1 March 2017
Curiosity is still at the second stop of the Bagnold Dune campaign, running a few more MAHLI diagnostics and focusing on targeted remote sensing.
15 February 2017
Curiosity drove almost 27 meters on Sol 1610 to a location with several potential targets, so the planning team spent some time discussing priorities.
14 February 2017
Curiosity’s activities planned for Sol 1609 went well, and MAHLI focus data indicate that high-resolution images of Perry were successfully acquired. So we’re ready to drive away from Ireson Hill after some more remote sensing of the rocks in front of the rover.
13 February 2017
Curiosity drove a little over 9 meters on Sol 1608, to get the vehicle closer to Ireson Hill and the dark blocks that have rolled down from the top of the hill.
12 February 2017
Curiosity’s drive on Sol 1605 was successful, putting us in a good position for weekend science on the northeast side of Ireson Hill. The sol 1606 plan starts off with ChemCam observations of “Quimby,” which appears to be a piece of cap rock that has tumbled down from the top of the hill, and a bedrock target “Quoddy.”
10 February 2017
On Sol 1604 we wrapped up at the first stop of this second phase of the Bagnold Dune campaign. The plan started off, as usual for the dune campaign, with a pair of Mastcam images that were then repeated throughout the day to look for changes.
7 February 2017
The weekend plan for Curiosity went well and today we begin the second half of the campaign to study the “Bagnold Dunes.” The Sol 1602 plan starts off with two Mastcam mosaics of the dunes which will be repeated several times later in the sol to watch for changes.
1 February 2017
The drive on Sol 1598 went well, and Curiosity drove ~21 m to the southwest, providing a great view of “Ireson Hill,” seen in the above Navcam image. Today’s two-sol plan looks pretty similar to the last.
30 January 2017
We’re still a few more drives away from the dunes, but looking forward to the next campaign.
29 January 2017
Looks like the team had some fun using the less desirable names for rock targets in today’s plan! These are all named after rock formations and geologic features from Bar Harbor, Maine. Curiosity drove another 8 meters on Sol 1591, and we’ll continue to drive in the weekend plan. The three-sol plan starts with a few data management activities for Mastcam and MAHLI, and a recovery sequence to restart ChemCam …
27 January 2017
Right now it’s incredibly important for scientists to hammer home why science is essential, important and needs to be practiced rigorously, transparently and without censorship. It’s clear that we can no longer limit ourselves to broader impact statements in our next grant applications. I thought I’d do my part by starting a new blog series and highlighting United States geoscientists and their work in action.
25 January 2017

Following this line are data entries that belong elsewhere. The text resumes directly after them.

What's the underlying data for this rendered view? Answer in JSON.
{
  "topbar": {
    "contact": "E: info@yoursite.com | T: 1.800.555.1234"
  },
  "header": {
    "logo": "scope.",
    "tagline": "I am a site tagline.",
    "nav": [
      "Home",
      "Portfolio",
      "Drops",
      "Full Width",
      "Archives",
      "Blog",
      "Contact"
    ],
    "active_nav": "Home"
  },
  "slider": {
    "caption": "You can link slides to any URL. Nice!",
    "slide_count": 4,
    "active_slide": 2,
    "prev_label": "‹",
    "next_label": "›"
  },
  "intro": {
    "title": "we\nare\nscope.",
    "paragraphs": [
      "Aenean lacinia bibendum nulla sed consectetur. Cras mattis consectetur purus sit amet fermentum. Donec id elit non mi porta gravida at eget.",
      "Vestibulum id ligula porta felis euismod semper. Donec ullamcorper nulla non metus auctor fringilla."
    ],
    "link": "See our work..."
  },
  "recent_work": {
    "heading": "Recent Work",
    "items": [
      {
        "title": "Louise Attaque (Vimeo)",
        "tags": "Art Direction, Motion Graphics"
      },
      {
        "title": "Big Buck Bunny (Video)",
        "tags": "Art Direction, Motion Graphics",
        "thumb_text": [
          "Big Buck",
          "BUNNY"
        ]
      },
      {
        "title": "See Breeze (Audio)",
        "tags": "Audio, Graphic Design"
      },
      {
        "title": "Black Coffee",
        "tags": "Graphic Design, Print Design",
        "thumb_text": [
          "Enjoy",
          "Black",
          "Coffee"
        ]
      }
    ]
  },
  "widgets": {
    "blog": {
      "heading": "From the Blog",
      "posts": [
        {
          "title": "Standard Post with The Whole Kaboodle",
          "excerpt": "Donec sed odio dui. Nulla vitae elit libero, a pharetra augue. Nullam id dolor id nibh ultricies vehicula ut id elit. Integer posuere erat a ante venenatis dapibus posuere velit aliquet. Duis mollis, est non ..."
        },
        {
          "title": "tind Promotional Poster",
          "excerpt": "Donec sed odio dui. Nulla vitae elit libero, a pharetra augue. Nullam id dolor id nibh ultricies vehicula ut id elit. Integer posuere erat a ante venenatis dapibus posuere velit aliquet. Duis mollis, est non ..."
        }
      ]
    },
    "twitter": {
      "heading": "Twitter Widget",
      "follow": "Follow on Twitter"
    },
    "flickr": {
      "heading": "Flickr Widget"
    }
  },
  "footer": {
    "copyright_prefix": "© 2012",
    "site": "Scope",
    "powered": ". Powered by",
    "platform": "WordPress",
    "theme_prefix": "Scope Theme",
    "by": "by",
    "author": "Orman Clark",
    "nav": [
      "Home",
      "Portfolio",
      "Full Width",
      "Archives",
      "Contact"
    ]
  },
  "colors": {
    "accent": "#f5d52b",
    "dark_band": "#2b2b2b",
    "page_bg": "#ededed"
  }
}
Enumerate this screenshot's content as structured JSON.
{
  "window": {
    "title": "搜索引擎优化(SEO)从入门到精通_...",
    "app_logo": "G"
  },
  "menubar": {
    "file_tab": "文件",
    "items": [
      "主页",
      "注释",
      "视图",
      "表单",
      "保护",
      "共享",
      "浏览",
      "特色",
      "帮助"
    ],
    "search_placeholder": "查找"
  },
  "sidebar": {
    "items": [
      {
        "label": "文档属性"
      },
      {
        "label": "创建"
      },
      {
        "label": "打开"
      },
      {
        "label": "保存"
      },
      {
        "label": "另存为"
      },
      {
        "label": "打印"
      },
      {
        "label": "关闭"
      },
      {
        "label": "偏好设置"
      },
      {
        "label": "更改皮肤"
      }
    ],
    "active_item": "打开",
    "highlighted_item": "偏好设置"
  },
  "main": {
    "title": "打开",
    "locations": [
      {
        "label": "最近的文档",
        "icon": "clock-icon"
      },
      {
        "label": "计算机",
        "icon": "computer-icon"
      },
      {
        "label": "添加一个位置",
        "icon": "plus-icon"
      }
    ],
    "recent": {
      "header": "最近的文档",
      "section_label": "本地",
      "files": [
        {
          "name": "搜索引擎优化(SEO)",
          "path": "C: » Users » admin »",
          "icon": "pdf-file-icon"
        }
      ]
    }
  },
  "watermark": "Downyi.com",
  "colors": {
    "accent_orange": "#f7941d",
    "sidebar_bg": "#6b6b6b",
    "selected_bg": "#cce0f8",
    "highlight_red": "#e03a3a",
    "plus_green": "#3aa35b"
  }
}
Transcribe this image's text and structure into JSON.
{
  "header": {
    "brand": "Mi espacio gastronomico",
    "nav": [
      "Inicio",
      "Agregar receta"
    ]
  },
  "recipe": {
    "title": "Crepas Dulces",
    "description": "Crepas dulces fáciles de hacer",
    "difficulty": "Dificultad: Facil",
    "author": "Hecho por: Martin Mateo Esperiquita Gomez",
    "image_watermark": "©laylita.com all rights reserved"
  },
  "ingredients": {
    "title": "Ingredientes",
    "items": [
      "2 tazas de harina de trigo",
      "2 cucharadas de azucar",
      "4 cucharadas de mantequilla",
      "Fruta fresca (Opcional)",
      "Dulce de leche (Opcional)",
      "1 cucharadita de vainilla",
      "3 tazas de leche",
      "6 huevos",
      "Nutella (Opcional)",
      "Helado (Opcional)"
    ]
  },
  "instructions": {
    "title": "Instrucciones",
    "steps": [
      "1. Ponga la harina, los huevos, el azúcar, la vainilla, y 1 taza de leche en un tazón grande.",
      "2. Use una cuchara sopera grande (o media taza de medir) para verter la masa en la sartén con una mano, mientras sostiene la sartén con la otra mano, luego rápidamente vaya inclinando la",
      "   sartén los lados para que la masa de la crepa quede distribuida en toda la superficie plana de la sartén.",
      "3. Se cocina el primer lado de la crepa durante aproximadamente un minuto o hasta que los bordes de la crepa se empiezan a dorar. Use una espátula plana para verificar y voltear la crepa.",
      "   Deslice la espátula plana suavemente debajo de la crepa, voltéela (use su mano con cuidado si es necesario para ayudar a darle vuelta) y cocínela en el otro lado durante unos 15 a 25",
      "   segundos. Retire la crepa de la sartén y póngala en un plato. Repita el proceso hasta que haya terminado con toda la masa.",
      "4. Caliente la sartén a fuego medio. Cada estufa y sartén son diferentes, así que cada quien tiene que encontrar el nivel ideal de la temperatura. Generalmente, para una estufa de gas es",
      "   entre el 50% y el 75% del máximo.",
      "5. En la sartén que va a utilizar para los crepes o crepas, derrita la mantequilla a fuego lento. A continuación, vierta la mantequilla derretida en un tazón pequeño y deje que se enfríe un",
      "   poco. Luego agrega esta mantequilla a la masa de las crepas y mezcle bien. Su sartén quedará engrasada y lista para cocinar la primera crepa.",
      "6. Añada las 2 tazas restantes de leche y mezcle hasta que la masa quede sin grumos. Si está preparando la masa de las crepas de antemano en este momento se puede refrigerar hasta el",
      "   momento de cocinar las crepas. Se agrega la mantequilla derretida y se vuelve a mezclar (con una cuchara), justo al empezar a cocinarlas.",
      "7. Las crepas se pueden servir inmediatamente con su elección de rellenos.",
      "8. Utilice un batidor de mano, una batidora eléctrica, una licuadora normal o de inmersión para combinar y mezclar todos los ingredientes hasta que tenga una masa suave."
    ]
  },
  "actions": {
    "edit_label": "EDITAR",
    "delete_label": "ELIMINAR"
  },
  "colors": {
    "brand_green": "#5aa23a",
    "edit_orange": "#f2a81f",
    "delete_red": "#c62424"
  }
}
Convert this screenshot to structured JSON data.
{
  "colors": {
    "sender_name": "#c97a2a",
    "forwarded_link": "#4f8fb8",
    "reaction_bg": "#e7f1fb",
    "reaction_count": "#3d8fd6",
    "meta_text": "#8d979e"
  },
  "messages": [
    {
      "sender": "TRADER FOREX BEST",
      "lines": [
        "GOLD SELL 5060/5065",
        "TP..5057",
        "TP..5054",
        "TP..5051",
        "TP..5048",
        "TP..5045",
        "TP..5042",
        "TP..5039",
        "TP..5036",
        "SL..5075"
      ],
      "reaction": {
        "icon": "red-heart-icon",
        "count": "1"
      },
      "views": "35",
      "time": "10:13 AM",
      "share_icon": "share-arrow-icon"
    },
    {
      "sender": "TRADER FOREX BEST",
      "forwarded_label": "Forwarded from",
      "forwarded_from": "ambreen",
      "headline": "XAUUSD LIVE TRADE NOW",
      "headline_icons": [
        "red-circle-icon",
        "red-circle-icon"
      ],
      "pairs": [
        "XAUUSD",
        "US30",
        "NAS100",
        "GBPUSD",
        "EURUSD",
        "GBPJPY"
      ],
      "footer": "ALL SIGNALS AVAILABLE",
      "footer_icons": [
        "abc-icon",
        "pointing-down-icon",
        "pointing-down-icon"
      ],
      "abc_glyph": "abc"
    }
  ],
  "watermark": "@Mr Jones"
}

We are approaching the Bagnold Dunes, so in order to save time and allow more room for science activities at the dunes, today’s plan does not include a drive.
24 January 2017
Over the weekend the rover drove ~28 meters, and the plan for Sol 1589 continues our slow ascent of Mt. Sharp. ChemCam is still marked “sick” while we sort out the error that occurred last week, so the Sol 1589 science block is heavy on Mastcam.
20 January 2017
Later in the afternoon, Mastcam will measure the amount of dust in the atmosphere and Navcam will search again for dust devils. After the usual MARDI twilight image is taken, ChemCam will perform some calibration activities at various temperatures.